Work task: Every line of the records that holds the word "placeholder" should be copied.

Task material:
--- START ---

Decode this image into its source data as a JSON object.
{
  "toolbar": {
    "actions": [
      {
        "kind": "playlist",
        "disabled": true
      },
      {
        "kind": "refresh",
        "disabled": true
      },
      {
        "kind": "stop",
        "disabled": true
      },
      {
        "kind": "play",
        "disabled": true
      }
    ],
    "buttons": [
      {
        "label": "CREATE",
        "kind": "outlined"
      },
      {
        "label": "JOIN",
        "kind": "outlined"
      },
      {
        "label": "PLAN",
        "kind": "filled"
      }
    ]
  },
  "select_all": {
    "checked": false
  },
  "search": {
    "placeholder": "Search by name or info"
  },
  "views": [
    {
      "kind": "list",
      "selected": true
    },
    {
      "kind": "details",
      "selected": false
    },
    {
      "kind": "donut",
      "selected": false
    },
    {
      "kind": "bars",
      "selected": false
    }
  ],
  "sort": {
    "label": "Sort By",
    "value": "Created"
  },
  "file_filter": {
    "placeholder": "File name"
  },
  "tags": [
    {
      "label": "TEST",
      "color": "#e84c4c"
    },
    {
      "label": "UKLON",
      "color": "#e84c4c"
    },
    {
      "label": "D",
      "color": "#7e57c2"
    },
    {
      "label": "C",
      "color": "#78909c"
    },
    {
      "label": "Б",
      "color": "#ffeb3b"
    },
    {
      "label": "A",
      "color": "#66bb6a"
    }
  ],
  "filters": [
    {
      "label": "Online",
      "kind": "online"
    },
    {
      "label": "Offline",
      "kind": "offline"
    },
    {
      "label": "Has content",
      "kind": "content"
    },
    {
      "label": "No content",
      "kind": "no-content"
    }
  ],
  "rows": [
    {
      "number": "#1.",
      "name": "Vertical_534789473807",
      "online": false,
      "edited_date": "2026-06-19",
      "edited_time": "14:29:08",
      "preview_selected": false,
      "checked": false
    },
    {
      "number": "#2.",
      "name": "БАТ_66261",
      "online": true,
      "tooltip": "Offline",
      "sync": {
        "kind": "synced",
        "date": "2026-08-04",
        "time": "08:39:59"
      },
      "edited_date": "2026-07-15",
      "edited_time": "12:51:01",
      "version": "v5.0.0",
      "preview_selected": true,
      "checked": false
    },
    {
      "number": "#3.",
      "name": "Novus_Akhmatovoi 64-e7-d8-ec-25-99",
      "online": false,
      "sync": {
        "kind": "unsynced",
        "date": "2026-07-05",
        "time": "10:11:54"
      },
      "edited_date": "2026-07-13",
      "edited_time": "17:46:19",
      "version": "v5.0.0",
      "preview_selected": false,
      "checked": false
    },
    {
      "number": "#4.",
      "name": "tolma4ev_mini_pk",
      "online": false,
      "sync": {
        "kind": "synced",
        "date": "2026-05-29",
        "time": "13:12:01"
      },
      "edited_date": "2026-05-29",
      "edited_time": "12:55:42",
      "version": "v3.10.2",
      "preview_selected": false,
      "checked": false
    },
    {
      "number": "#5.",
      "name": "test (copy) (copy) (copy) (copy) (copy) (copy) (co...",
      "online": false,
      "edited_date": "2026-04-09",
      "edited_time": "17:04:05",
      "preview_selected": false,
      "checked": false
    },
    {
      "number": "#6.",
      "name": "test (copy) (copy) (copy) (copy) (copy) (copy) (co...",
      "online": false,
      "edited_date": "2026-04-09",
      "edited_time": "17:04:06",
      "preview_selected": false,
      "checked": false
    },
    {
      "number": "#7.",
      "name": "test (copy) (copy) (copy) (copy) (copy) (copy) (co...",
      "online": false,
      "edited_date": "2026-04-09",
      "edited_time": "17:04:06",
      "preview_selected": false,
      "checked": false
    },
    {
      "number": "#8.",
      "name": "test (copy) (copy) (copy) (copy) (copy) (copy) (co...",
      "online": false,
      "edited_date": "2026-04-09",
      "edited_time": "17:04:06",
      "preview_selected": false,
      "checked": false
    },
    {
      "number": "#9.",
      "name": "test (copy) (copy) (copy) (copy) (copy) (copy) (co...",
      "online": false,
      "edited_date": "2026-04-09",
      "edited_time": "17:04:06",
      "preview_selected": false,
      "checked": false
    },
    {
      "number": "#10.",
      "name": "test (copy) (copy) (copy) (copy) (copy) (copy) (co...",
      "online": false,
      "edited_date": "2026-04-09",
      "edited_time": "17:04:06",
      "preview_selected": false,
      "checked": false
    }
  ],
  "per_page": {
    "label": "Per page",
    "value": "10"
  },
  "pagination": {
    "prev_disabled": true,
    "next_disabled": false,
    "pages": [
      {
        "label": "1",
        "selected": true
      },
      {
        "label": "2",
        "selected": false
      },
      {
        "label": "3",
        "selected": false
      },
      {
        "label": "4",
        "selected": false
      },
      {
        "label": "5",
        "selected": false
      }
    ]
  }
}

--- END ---

Completed exercise:
    "placeholder": "Search by name or info"
    "placeholder": "File name"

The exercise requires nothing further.